The Milano-Sanremo presented by Crédit Agricole starts in Abbiategrasso and, after covering around 30 km of flat roads on the edge of the Ticino River, it returns to the classic route in Pavia. From there the race will head to Ovada, then to the Passo del Turchino climb that leads into Genova Voltri. From there, it rolls westwards through Varazze, Savona, Albenga to Imperia and San Lorenzo al Mare where, after the classic sequence of the Capi (Mele, Cervo and Berta), the atheltes will deal with the two climbs added in recent decades: the Cipressa (1982) and the Poggio di Sanremo (1961). The Cipressa is just over 5.6 km long with a gradient of 4.1%. The highly testing descent leads back down to SS 1 Aurelia.
The ascent of Poggio di Sanremo begins with 9 km remaining to the finish (3.7 km, average gradient less than 4%, maximum 8% in the segment before getting to the top of the climb). The road is slightly narrower, with 4 hairpin turns in the first 2 km. The descent is testing, on asphalt switchback roads, narrow at points and with twists and turns as far as the junction with SS 1 Aurelia. The final part of the descent enters urban Sanremo. The last 2 km are on long, straight urban roads. There is a left-hand bend on a roundabout 850 m from the finish line. The last bend, leading into the home straight in Via Roma, is 750 m from the finish line.
start / finish
Abbiategrasso (32 592 inhabitants – 120 m a.s.l.) is located 22km south-west of Milan, in the Ticino Park. The first settlements date back to the 1st century BC, according to archaeological findings. The name of Habiate remains until the 10th century when the epithet “Grasso” (fat), common to other places, is added to it, probably referring to the fertility of the soil.
The fortune of Habiate coincided with the possibility of making the Naviglio Grande (a canal that leads to Milan) navigable after 1270, since once the Naviglio fed the external protection moat of the village, reaching the Visconteo Castle. The heart of the city is the ancient market square, Piazza Marconi with its unique elongated triangular shape, where nowadays we can find the offices of the city hall.

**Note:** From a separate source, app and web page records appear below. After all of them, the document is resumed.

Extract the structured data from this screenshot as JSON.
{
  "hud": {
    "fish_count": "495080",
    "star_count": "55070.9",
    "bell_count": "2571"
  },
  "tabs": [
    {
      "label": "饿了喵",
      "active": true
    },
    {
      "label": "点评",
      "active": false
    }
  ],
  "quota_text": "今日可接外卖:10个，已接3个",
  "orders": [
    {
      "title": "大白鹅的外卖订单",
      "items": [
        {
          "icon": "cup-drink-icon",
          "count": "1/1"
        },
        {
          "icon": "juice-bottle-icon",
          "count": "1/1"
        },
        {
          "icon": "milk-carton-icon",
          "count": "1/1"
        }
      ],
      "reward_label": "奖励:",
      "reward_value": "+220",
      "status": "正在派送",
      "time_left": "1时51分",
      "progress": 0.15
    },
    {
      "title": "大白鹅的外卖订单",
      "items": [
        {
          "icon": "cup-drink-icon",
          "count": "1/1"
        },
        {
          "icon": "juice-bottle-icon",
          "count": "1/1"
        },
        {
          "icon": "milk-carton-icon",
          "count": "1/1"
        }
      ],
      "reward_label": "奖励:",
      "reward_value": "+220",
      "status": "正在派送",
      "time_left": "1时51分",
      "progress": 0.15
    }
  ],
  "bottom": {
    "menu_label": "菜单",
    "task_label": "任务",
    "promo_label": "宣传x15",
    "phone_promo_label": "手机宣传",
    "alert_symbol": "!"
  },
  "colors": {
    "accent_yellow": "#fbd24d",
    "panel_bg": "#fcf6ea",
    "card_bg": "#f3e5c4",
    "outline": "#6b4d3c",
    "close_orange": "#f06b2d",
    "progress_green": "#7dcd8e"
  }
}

The towpaths used to drag the ships have now become unique cycle paths that lead from Milan to the Maggiore Lake and to beautiful paths in the Ticino Park and towards Pavia.
On the table: Gorgonzola (a cheese with a strong flavor) Cassoela (a typical winter dish including mainly pork meat and vegetables) with polenta, Braised meat, Cold cuts from the Ticino Park, Risotto with ossobuco (Yellow salted rice with marrowbone) and many rice-based dishes.
Abbiategrasso is located in the Ticino Park and the “Parco Marchio” producers have been distinguished for years by the quality and variety of their products.
The city is part of the international circuit of the Cittaslow “the cities of good living”.
Lying along the sun-drenched Riviera dei Fiori, Sanremo has a mild and pleasant micro‑climate, as compared to other cities of the region, which makes it the perfect tourist destination.
It is renowned for flower farming (hence its nickname, ‘the city of flowers’) and for a traditional parade of flower-covered floats held every year in the spring, called ‘Sanremo in fiore’. Other famous events taking place in Sanremo every year include the Italian Song Festival, aired by the national broadcaster Rai, and the Rassegna della canzone d’autore, organised by the Club Tenco.
The old town centre (nicknamed La Pigna, ‘the pine cone’, after the shape of its ancient defensive walls) reflects the glorious past of the city. Main sights include the Basilica Collegiata Cattedrale di San Siro, the sanctuary of Madonna della Costa, the hermitage of San Michele, and the Church of Cristo Salvatore, built in the late 19th century by the Russian nobility, nowadays one of the symbols of the town, together with the Casino, nearby, one of the three remaining in Italy.
Notable sights also include many private mansions built along the promenade: Palazzo Bellevue (which has been a luxury hotel for many years, and became the city hall in 1963); Palazzo Borea d’Olmo (one of the major Baroque buildings of western Liguria, a few metres away from Teatro Ariston); Villa Ormond (renowned for its park, with many exotic plants); Villa Nobel (built in Moorish style, the last place where Alfred Nobel lived, currently a museum and a venue for cultural meetings), Villa King, nearby (Art Deco), and Castello Devachan (the venue of the meeting of the victorious Allies after the end of World War I in 1920).
Speaking of sports, the city is renowned as finish location of Milano-Sanremo (one of the major springtime classics on the international cycling calendar), and it has been the venue of an iconic automobile rally since 1928.